Records from a collection
▼
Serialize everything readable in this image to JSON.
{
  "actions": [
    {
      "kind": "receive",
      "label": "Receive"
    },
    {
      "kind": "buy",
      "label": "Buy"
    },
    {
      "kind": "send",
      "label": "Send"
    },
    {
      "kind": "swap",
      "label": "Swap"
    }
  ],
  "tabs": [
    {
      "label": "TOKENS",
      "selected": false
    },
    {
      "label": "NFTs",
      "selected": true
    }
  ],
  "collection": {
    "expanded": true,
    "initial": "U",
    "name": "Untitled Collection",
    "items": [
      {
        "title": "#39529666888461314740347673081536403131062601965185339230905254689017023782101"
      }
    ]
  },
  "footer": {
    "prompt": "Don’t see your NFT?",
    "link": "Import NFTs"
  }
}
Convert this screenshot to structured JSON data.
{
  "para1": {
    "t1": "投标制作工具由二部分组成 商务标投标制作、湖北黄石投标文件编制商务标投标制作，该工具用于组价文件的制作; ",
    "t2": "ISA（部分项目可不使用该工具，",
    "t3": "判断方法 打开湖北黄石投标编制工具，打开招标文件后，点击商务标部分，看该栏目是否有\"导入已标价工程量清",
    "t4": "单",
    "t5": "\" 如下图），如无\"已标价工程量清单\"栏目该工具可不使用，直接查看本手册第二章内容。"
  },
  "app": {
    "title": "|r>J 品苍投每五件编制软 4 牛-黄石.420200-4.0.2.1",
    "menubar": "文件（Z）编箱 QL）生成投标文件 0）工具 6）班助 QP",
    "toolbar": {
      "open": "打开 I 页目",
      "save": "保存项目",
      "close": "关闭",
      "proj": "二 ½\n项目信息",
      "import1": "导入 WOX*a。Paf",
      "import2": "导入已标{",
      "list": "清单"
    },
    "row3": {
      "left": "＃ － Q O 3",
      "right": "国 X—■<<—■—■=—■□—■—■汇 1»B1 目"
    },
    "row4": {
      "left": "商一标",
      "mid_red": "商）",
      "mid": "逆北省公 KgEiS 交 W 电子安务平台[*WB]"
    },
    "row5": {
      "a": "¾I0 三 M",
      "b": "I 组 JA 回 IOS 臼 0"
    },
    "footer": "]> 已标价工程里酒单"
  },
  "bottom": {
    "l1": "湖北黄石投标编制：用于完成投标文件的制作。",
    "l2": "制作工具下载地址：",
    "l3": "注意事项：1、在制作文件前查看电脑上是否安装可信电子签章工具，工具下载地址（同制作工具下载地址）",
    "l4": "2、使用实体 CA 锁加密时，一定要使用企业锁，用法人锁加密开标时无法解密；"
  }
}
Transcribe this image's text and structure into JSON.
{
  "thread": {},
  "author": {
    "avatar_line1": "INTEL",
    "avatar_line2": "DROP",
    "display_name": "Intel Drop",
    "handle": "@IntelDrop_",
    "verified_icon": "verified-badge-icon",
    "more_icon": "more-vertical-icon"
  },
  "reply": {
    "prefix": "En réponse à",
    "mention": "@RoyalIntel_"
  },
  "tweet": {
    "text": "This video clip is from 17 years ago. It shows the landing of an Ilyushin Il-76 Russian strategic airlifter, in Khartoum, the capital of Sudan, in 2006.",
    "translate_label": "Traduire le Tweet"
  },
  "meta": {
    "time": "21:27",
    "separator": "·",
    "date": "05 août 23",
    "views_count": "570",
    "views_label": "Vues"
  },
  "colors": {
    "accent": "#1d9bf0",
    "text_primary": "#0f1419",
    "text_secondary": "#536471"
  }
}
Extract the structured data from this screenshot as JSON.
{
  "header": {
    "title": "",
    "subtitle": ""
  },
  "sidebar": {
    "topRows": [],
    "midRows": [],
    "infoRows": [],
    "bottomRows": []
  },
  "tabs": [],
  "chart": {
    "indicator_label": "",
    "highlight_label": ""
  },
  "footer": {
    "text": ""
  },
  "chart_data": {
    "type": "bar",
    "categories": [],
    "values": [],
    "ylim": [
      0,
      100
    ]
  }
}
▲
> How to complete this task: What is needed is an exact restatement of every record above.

> Solution to this exercise:
Serialize everything readable in this image to JSON.
{
  "actions": [
    {
      "kind": "receive",
      "label": "Receive"
    },
    {
      "kind": "buy",
      "label": "Buy"
    },
    {
      "kind": "send",
      "label": "Send"
    },
    {
      "kind": "swap",
      "label": "Swap"
    }
  ],
  "tabs": [
    {
      "label": "TOKENS",
      "selected": false
    },
    {
      "label": "NFTs",
      "selected": true
    }
  ],
  "collection": {
    "expanded": true,
    "initial": "U",
    "name": "Untitled Collection",
    "items": [
      {
        "title": "#39529666888461314740347673081536403131062601965185339230905254689017023782101"
      }
    ]
  },
  "footer": {
    "prompt": "Don’t see your NFT?",
    "link": "Import NFTs"
  }
}
Convert this screenshot to structured JSON data.
{
  "para1": {
    "t1": "投标制作工具由二部分组成 商务标投标制作、湖北黄石投标文件编制商务标投标制作，该工具用于组价文件的制作; ",
    "t2": "ISA（部分项目可不使用该工具，",
    "t3": "判断方法 打开湖北黄石投标编制工具，打开招标文件后，点击商务标部分，看该栏目是否有\"导入已标价工程量清",
    "t4": "单",
    "t5": "\" 如下图），如无\"已标价工程量清单\"栏目该工具可不使用，直接查看本手册第二章内容。"
  },
  "app": {
    "title": "|r>J 品苍投每五件编制软 4 牛-黄石.420200-4.0.2.1",
    "menubar": "文件（Z）编箱 QL）生成投标文件 0）工具 6）班助 QP",
    "toolbar": {
      "open": "打开 I 页目",
      "save": "保存项目",
      "close": "关闭",
      "proj": "二 ½\n项目信息",
      "import1": "导入 WOX*a。Paf",
      "import2": "导入已标{",
      "list": "清单"
    },
    "row3": {
      "left": "＃ － Q O 3",
      "right": "国 X—■<<—■—■=—■□—■—■汇 1»B1 目"
    },
    "row4": {
      "left": "商一标",
      "mid_red": "商）",
      "mid": "逆北省公 KgEiS 交 W 电子安务平台[*WB]"
    },
    "row5": {
      "a": "¾I0 三 M",
      "b": "I 组 JA 回 IOS 臼 0"
    },
    "footer": "]> 已标价工程里酒单"
  },
  "bottom": {
    "l1": "湖北黄石投标编制：用于完成投标文件的制作。",
    "l2": "制作工具下载地址：",
    "l3": "注意事项：1、在制作文件前查看电脑上是否安装可信电子签章工具，工具下载地址（同制作工具下载地址）",
    "l4": "2、使用实体 CA 锁加密时，一定要使用企业锁，用法人锁加密开标时无法解密；"
  }
}
Transcribe this image's text and structure into JSON.
{
  "thread": {},
  "author": {
    "avatar_line1": "INTEL",
    "avatar_line2": "DROP",
    "display_name": "Intel Drop",
    "handle": "@IntelDrop_",
    "verified_icon": "verified-badge-icon",
    "more_icon": "more-vertical-icon"
  },
  "reply": {
    "prefix": "En réponse à",
    "mention": "@RoyalIntel_"
  },
  "tweet": {
    "text": "This video clip is from 17 years ago. It shows the landing of an Ilyushin Il-76 Russian strategic airlifter, in Khartoum, the capital of Sudan, in 2006.",
    "translate_label": "Traduire le Tweet"
  },
  "meta": {
    "time": "21:27",
    "separator": "·",
    "date": "05 août 23",
    "views_count": "570",
    "views_label": "Vues"
  },
  "colors": {
    "accent": "#1d9bf0",
    "text_primary": "#0f1419",
    "text_secondary": "#536471"
  }
}
Extract the structured data from this screenshot as JSON.
{
  "header": {
    "title": "",
    "subtitle": ""
  },
  "sidebar": {
    "topRows": [],
    "midRows": [],
    "infoRows": [],
    "bottomRows": []
  },
  "tabs": [],
  "chart": {
    "indicator_label": "",
    "highlight_label": ""
  },
  "footer": {
    "text": ""
  },
  "chart_data": {
    "type": "bar",
    "categories": [],
    "values": [],
    "ylim": [
      0,
      100
    ]
  }
}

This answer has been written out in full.